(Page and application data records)

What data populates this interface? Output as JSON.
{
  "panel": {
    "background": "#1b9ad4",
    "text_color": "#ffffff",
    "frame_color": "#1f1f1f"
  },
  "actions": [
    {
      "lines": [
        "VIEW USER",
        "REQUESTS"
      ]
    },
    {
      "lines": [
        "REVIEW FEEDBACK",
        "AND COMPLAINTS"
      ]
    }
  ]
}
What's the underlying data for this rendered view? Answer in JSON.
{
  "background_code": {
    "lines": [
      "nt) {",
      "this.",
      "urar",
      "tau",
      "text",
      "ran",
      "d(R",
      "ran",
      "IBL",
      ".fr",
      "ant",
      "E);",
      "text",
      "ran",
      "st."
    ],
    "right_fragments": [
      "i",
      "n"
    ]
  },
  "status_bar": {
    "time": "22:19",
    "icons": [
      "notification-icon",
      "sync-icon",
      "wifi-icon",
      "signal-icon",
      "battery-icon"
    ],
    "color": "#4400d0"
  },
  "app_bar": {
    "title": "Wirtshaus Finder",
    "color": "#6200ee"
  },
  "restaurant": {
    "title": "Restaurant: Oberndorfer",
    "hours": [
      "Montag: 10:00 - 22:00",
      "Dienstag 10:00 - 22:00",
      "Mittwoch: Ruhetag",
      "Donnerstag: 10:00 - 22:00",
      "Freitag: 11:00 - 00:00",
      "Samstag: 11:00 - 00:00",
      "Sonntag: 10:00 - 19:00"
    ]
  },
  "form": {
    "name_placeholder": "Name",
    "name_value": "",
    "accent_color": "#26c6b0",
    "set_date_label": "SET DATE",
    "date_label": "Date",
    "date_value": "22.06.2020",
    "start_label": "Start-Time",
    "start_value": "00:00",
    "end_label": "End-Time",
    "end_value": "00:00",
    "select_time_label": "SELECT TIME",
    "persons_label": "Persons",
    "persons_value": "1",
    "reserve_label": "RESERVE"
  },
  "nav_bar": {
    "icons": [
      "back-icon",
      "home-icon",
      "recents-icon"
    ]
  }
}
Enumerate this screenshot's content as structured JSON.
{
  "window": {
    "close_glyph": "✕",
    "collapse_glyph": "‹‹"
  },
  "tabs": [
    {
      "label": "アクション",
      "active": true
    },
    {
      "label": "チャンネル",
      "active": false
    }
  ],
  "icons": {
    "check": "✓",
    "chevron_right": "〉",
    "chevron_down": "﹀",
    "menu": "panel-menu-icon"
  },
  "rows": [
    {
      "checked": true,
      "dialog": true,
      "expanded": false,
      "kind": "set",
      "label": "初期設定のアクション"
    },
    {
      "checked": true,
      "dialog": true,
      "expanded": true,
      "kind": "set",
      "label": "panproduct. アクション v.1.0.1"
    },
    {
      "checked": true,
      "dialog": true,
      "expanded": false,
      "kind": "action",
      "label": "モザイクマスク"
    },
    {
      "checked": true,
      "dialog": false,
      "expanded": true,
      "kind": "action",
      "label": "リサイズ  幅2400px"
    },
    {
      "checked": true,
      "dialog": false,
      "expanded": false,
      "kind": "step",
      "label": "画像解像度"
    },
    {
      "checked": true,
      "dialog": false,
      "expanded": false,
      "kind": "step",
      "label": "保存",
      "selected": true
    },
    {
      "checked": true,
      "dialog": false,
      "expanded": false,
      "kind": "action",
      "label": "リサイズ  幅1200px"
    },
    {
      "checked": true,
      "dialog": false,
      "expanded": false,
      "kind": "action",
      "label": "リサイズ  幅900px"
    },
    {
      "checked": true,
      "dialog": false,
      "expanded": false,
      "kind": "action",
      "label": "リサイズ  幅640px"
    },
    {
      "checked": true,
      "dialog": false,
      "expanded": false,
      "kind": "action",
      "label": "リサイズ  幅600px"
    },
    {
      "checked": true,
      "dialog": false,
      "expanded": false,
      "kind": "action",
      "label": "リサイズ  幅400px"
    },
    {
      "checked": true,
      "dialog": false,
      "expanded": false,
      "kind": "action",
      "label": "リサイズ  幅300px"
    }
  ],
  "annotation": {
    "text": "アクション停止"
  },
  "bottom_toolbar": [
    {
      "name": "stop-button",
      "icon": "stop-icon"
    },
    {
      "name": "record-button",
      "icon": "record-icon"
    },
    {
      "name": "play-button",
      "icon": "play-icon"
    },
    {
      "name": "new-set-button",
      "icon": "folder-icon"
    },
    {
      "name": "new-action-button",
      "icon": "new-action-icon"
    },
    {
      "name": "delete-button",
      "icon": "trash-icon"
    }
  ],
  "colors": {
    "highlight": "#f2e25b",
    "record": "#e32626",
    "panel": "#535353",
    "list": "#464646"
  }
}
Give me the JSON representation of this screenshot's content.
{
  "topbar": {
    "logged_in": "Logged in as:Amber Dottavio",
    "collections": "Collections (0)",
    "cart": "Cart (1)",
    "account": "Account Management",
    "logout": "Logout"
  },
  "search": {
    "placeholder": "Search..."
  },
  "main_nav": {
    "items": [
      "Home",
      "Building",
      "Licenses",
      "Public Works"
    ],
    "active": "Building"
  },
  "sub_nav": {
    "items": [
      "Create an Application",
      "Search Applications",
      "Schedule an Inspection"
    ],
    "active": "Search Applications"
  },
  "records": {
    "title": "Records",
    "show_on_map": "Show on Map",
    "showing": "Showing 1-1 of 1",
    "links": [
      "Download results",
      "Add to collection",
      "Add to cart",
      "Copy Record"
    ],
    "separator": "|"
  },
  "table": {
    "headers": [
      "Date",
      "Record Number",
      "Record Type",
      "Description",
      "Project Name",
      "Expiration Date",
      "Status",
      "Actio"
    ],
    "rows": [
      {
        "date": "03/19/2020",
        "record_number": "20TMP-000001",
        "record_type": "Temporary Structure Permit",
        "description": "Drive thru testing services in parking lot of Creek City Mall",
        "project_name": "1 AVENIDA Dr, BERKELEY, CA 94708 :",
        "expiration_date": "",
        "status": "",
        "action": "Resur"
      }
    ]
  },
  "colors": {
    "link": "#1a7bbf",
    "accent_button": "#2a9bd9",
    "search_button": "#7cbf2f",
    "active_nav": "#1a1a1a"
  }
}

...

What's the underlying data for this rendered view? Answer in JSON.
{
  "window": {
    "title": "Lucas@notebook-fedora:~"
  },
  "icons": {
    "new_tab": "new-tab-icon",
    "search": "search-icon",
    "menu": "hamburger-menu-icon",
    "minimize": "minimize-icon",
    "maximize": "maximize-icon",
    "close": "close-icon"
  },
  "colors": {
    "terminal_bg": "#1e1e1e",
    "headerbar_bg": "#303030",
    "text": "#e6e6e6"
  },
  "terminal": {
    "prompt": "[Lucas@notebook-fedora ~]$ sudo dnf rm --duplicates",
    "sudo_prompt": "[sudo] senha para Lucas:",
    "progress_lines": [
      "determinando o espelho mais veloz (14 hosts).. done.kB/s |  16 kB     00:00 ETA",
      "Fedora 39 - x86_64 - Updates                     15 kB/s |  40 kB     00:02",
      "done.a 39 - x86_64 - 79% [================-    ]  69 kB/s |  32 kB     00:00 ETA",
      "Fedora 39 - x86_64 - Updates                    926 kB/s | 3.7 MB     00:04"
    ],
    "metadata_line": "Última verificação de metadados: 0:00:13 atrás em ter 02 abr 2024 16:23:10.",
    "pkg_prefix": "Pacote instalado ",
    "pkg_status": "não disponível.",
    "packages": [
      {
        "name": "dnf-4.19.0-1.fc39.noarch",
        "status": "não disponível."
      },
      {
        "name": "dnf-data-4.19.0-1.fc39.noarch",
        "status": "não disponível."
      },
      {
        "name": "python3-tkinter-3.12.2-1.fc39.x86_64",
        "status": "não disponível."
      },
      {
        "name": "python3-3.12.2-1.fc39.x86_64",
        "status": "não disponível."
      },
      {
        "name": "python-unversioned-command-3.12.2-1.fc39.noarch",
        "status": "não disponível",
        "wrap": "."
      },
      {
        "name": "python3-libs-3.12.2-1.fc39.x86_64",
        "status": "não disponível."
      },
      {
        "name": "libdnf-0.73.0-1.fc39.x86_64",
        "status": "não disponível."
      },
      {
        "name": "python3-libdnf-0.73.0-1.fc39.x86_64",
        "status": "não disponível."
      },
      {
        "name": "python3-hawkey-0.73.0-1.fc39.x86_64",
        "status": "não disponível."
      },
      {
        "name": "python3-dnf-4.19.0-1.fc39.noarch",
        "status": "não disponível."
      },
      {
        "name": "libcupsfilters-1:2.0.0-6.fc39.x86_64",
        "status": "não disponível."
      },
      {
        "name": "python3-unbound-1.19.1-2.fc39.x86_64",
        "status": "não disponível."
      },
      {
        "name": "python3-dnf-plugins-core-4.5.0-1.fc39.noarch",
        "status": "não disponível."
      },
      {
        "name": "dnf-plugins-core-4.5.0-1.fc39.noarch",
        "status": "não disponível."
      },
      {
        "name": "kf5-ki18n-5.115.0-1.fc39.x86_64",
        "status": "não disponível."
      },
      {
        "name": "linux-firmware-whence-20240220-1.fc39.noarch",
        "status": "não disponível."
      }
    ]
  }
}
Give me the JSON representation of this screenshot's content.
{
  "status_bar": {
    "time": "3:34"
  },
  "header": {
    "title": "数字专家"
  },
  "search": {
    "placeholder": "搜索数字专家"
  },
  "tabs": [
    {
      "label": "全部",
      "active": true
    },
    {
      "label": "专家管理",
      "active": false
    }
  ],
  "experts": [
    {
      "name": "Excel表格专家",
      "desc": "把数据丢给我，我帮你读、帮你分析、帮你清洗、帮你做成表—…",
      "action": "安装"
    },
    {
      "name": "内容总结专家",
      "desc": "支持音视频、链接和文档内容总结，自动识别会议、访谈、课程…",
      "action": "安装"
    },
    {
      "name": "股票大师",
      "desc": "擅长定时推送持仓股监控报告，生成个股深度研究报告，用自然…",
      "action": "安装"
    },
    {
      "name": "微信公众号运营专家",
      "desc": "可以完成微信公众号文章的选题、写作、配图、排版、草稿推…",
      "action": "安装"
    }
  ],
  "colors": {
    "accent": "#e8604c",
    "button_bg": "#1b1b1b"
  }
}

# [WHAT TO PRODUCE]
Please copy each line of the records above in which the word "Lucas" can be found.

# [WRITTEN REPLY]
    "title": "Lucas@notebook-fedora:~"
    "prompt": "[Lucas@notebook-fedora ~]$ sudo dnf rm --duplicates",
    "sudo_prompt": "[sudo] senha para Lucas:",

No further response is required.